Introducing additives to concrete manufacturing processes could reduce the sizeable carbon footprint of the material without altering its bulk mechanical properties, an MIT study shows. (Image: The researchers)

Despite the many advantages of concrete as a modern construction material, its production currently accounts for approximately 8 percent of global carbon dioxide emissions.

Recent discoveries by MIT engineers have revealed that introducing new materials into existing concrete manufacturing processes could significantly reduce this carbon footprint without altering concrete's bulk mechanical properties.

Approximately half of the emissions associated with concrete production come from the burning of fossil fuels, which are used to heat up a mix of limestone and clay that ultimately becomes the familiar gray powder known as ordinary Portland cement (OPC). While the energy required for this heating process could eventually be substituted with electricity generated from renewable solar or wind sources, the other half of the emissions is inherent in the material itself; as the mineral mix is heated to temperatures above 2,552 °F (1,400 °C), it undergoes a chemical transformation from calcium carbonate and clay to a mixture of clinker (consisting primarily of calcium silicates) and carbon dioxide — with the latter escaping into the air.

When OPC is mixed with water, sand, and gravel material during the production of concrete, it becomes highly alkaline, creating a seemingly ideal environment for the sequestration and long-term storage of carbon dioxide in the form of carbonate materials (carbonation). Despite this potential of concrete to naturally absorb carbon dioxide from the atmosphere, when these reactions normally occur, mainly within cured concrete, they can both weaken the material and lower the internal alkalinity, which accelerates the corrosion of the reinforcing rebar.

These processes ultimately destroy the load-bearing capacity of the building and negatively impact its long-term mechanical performance. Thus, these slow late-stage carbonation reactions, which can occur over timescales of decades, have long been recognized as undesirable pathways that accelerate concrete deterioration.

“The problem with these postcuring carbonation reactions is that you disrupt the structure and chemistry of the cementing matrix that is very effective in preventing steel corrosion, which leads to degradation,” said Professor Admir Masic.

However, the team's new carbon dioxide sequestration pathways rely on the very early formation of carbonates during concrete mixing and pouring, before the material sets, which might largely eliminate the detrimental effects of carbon dioxide uptake after the material cures.

The key to this new process is the addition of sodium bicarbonate — more commonly known as baking soda. In lab tests, the team demonstrated that up to 15 percent of the total amount of carbon dioxide associated with cement production could be mineralized during these early stages — enough to potentially make a significant difference in its global carbon footprint.

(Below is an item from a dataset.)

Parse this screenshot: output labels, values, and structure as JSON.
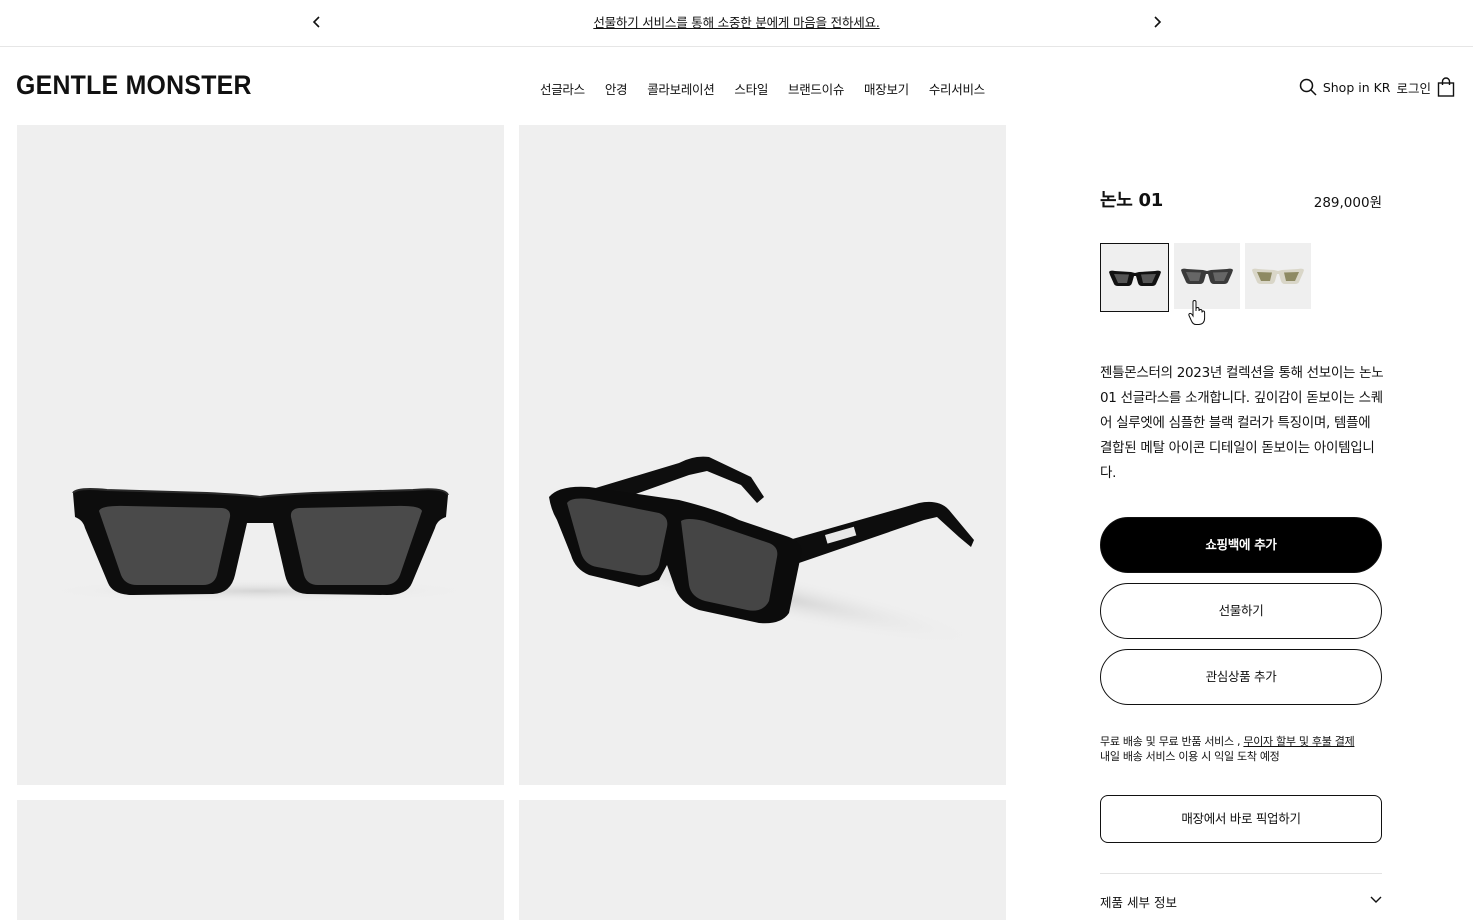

In addition, the resulting concrete sets much more quickly via the formation of a previously undescribed composite phase, without impacting its mechanical performance.

The composite, a mix of calcium carbonate and calcium silicon hydrate, “is an entirely new material,” said Masic. “Furthermore, through its formation, we can double the mechanical performance of the early-stage concrete.

“While it is currently unclear how the formation of these new phases will impact the long-term performance of concrete, these new discoveries suggest an optimistic future for the development of carbon neutral construction materials.”

“Our new discovery could further be combined with other recent innovations in the development of lower carbon footprint concrete admixtures to provide much greener, and even carbon-negative construction materials for the built environment, turning concrete from being a problem to a part of a solution,” added Masic.

For more information, contact Abby Abazorius at This email address is being protected from spambots. You need JavaScript enabled to view it.; 617-253-2709.